[Start of Attachment]
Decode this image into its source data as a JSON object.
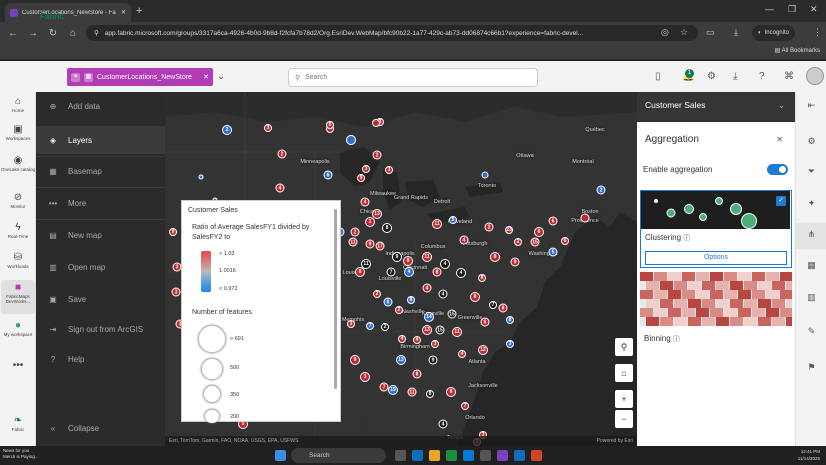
{
  "browser": {
    "tab_title": "CustomerLocations_NewStore - Fa",
    "url": "app.fabric.microsoft.com/groups/3317a6ca-4926-4b0d-9b8d-f2fcfa7b78d2/Org.EsriDev.WebMap/bfc90b22-1a77-429c-ab73-dd06874c66b1?experience=fabric-devel...",
    "incognito_label": "Incognito",
    "all_bookmarks": "All Bookmarks"
  },
  "fabric": {
    "brand": "Fabric",
    "workspace_item": "CustomerLocations_NewStore",
    "search_placeholder": "Search",
    "notification_count": "1"
  },
  "rail": [
    {
      "label": "Home",
      "icon": "home-icon"
    },
    {
      "label": "Workspaces",
      "icon": "workspaces-icon"
    },
    {
      "label": "OneLake catalog",
      "icon": "onelake-icon"
    },
    {
      "label": "Monitor",
      "icon": "monitor-icon"
    },
    {
      "label": "Real-Time",
      "icon": "realtime-icon"
    },
    {
      "label": "Workloads",
      "icon": "workloads-icon"
    },
    {
      "label": "FabricMaps DevWorks...",
      "icon": "fabricmaps-icon"
    },
    {
      "label": "My workspace",
      "icon": "my-workspace-icon"
    },
    {
      "label": "Fabric",
      "icon": "fabric-logo-icon"
    }
  ],
  "esri_nav": {
    "items": [
      "Add data",
      "Layers",
      "Basemap",
      "More",
      "New map",
      "Open map",
      "Save",
      "Sign out from ArcGIS",
      "Help"
    ],
    "active": "Layers",
    "collapse": "Collapse"
  },
  "map": {
    "attribution": "Esri, TomTom, Garmin, FAO, NOAA, USGS, EPA, USFWS",
    "powered_by": "Powered by Esri",
    "cities": [
      "Minneapolis",
      "Milwaukee",
      "Grand Rapids",
      "Detroit",
      "Toronto",
      "Ottawa",
      "Montréal",
      "Québec",
      "Boston",
      "Providence",
      "Chicago",
      "Cleveland",
      "Pittsburgh",
      "Indianapolis",
      "Columbus",
      "Cincinnati",
      "Washington",
      "St. Louis",
      "Louisville",
      "Nashville",
      "Knoxville",
      "Greenville",
      "Memphis",
      "Atlanta",
      "Birmingham",
      "Jacksonville",
      "Orlando",
      "Tampa"
    ]
  },
  "legend": {
    "layer_title": "Customer Sales",
    "ratio_label": "Ratio of Average SalesFY1 divided by SalesFY2 to",
    "ramp_labels": [
      "> 1.03",
      "1.0016",
      "< 0.972"
    ],
    "count_label": "Number of features",
    "size_labels": [
      "> 691",
      "500",
      "350",
      "200"
    ]
  },
  "panel": {
    "layer_name": "Customer Sales",
    "title": "Aggregation",
    "enable_label": "Enable aggregation",
    "enabled": true,
    "clustering_label": "Clustering",
    "options_label": "Options",
    "binning_label": "Binning"
  },
  "taskbar": {
    "news_title": "News for you",
    "news_sub": "Merck is Paying...",
    "search_placeholder": "Search",
    "time": "12:41 PM",
    "date": "11/14/2025"
  },
  "colors": {
    "red_cluster": "#c0282f",
    "blue_cluster": "#2f6fd1",
    "dark_cluster": "#1a1a1a",
    "fabric_accent": "#117865",
    "workspace_chip": "#b23bb6",
    "toggle_on": "#1e7ad4"
  }
}
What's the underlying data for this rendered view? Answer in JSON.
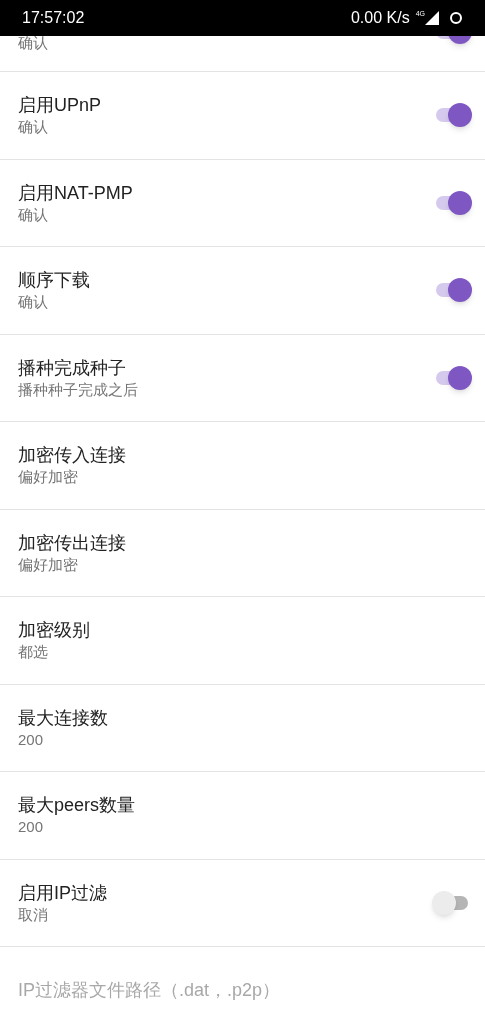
{
  "status_bar": {
    "time": "17:57:02",
    "speed": "0.00 K/s",
    "network": "4G"
  },
  "partial_item": {
    "subtitle": "确认",
    "on": true
  },
  "items": [
    {
      "kind": "switch",
      "title": "启用UPnP",
      "subtitle": "确认",
      "on": true,
      "disabled": false
    },
    {
      "kind": "switch",
      "title": "启用NAT-PMP",
      "subtitle": "确认",
      "on": true,
      "disabled": false
    },
    {
      "kind": "switch",
      "title": "顺序下载",
      "subtitle": "确认",
      "on": true,
      "disabled": false
    },
    {
      "kind": "switch",
      "title": "播种完成种子",
      "subtitle": "播种种子完成之后",
      "on": true,
      "disabled": false
    },
    {
      "kind": "plain",
      "title": "加密传入连接",
      "subtitle": "偏好加密",
      "disabled": false
    },
    {
      "kind": "plain",
      "title": "加密传出连接",
      "subtitle": "偏好加密",
      "disabled": false
    },
    {
      "kind": "plain",
      "title": "加密级别",
      "subtitle": "都选",
      "disabled": false
    },
    {
      "kind": "plain",
      "title": "最大连接数",
      "subtitle": "200",
      "disabled": false
    },
    {
      "kind": "plain",
      "title": "最大peers数量",
      "subtitle": "200",
      "disabled": false
    },
    {
      "kind": "switch",
      "title": "启用IP过滤",
      "subtitle": "取消",
      "on": false,
      "disabled": false
    },
    {
      "kind": "plain",
      "title": "IP过滤器文件路径（.dat，.p2p）",
      "disabled": true
    }
  ]
}
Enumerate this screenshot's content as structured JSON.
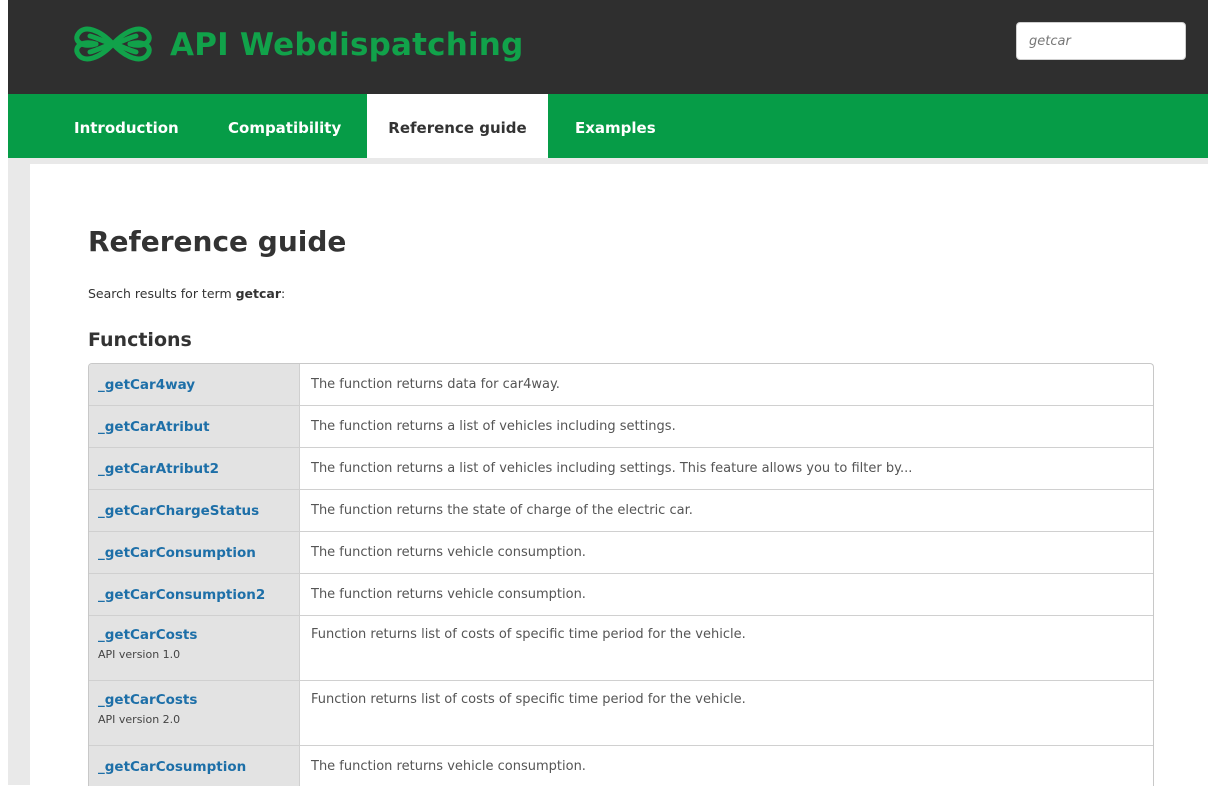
{
  "app": {
    "title": "API Webdispatching",
    "logo_icon": "clover-logo-icon",
    "brand_color": "#11a24a"
  },
  "search": {
    "value": "getcar"
  },
  "nav": {
    "tabs": [
      {
        "label": "Introduction",
        "active": false
      },
      {
        "label": "Compatibility",
        "active": false
      },
      {
        "label": "Reference guide",
        "active": true
      },
      {
        "label": "Examples",
        "active": false
      }
    ],
    "bar_color": "#069c47"
  },
  "main": {
    "title": "Reference guide",
    "search_prefix": "Search results for term",
    "search_term": "getcar",
    "search_suffix": ":",
    "section_title": "Functions"
  },
  "functions": [
    {
      "name": "_getCar4way",
      "version": "",
      "description": "The function returns data for car4way."
    },
    {
      "name": "_getCarAtribut",
      "version": "",
      "description": "The function returns a list of vehicles including settings."
    },
    {
      "name": "_getCarAtribut2",
      "version": "",
      "description": "The function returns a list of vehicles including settings. This feature allows you to filter by..."
    },
    {
      "name": "_getCarChargeStatus",
      "version": "",
      "description": "The function returns the state of charge of the electric car."
    },
    {
      "name": "_getCarConsumption",
      "version": "",
      "description": "The function returns vehicle consumption."
    },
    {
      "name": "_getCarConsumption2",
      "version": "",
      "description": "The function returns vehicle consumption."
    },
    {
      "name": "_getCarCosts",
      "version": "API version 1.0",
      "description": "Function returns list of costs of specific time period for the vehicle."
    },
    {
      "name": "_getCarCosts",
      "version": "API version 2.0",
      "description": "Function returns list of costs of specific time period for the vehicle."
    },
    {
      "name": "_getCarCosumption",
      "version": "",
      "description": "The function returns vehicle consumption."
    }
  ]
}
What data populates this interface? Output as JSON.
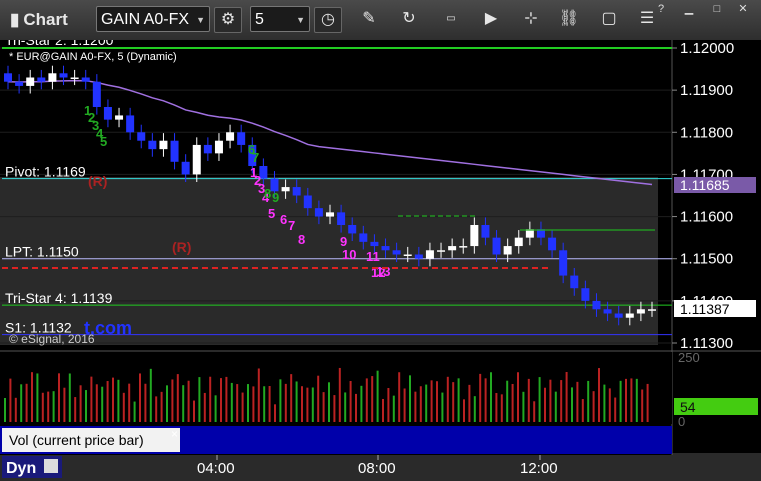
{
  "toolbar": {
    "title": "Chart",
    "symbol": "GAIN A0-FX",
    "interval": "5",
    "help": "?"
  },
  "chart": {
    "series_label": "* EUR@GAIN A0-FX, 5 (Dynamic)",
    "copyright": "© eSignal, 2016",
    "watermark": "t.com",
    "price_axis": [
      "1.12000",
      "1.11900",
      "1.11800",
      "1.11700",
      "1.11600",
      "1.11500",
      "1.11400",
      "1.11300"
    ],
    "current_price": "1.11387",
    "ma_price": "1.11685",
    "levels": [
      {
        "name": "tristar2",
        "label": "Tri-Star 2: 1.1200",
        "price": 1.12,
        "color": "#22cc22"
      },
      {
        "name": "pivot",
        "label": "Pivot: 1.1169",
        "price": 1.1169,
        "color": "#33dddd"
      },
      {
        "name": "lpt",
        "label": "LPT: 1.1150",
        "price": 1.115,
        "color": "#bbbbff"
      },
      {
        "name": "tristar4",
        "label": "Tri-Star 4: 1.1139",
        "price": 1.1139,
        "color": "#22cc22"
      },
      {
        "name": "s1",
        "label": "S1: 1.1132",
        "price": 1.1132,
        "color": "#3333ff"
      }
    ],
    "r_markers": [
      "(R)",
      "(R)"
    ],
    "td_counts_magenta": [
      "1",
      "2",
      "3",
      "4",
      "5",
      "6",
      "7",
      "8",
      "9",
      "10",
      "11",
      "12",
      "13"
    ],
    "td_counts_green": [
      "1",
      "2",
      "3",
      "4",
      "5",
      "6",
      "7",
      "8",
      "9"
    ],
    "time_axis": [
      "04:00",
      "08:00",
      "12:00"
    ],
    "colors": {
      "ma": "#a070e0",
      "up": "#ffffff",
      "down": "#2233ff",
      "bg": "#000000"
    }
  },
  "volume": {
    "label": "Vol (current price bar)",
    "close_icon": "×",
    "axis": [
      "250",
      "0"
    ],
    "current": "54"
  },
  "footer": {
    "dyn": "Dyn"
  },
  "chart_data": {
    "type": "candlestick",
    "series_label": "EUR@GAIN A0-FX, 5 (Dynamic)",
    "x_ticks": [
      "04:00",
      "08:00",
      "12:00"
    ],
    "ylim": [
      1.1128,
      1.1205
    ],
    "closes": [
      1.1192,
      1.1191,
      1.1193,
      1.1192,
      1.1194,
      1.1193,
      1.1193,
      1.1192,
      1.1186,
      1.1183,
      1.1184,
      1.118,
      1.1178,
      1.1176,
      1.1178,
      1.1173,
      1.117,
      1.1177,
      1.1175,
      1.1178,
      1.118,
      1.1177,
      1.1172,
      1.1169,
      1.1166,
      1.1167,
      1.1165,
      1.1162,
      1.116,
      1.1161,
      1.1158,
      1.1156,
      1.1154,
      1.1153,
      1.1152,
      1.1151,
      1.1151,
      1.115,
      1.1152,
      1.1152,
      1.1153,
      1.1153,
      1.1158,
      1.1155,
      1.1151,
      1.1153,
      1.1155,
      1.1157,
      1.1155,
      1.1152,
      1.1146,
      1.1143,
      1.114,
      1.1138,
      1.1137,
      1.1136,
      1.1137,
      1.1138,
      1.1138
    ],
    "volume_current": 54,
    "volume_axis": [
      0,
      250
    ]
  }
}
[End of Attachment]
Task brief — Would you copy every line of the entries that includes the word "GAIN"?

Exercise answer —
    "symbol": "GAIN A0-FX",
    "series_label": "* EUR@GAIN A0-FX, 5 (Dynamic)",
    "series_label": "EUR@GAIN A0-FX, 5 (Dynamic)",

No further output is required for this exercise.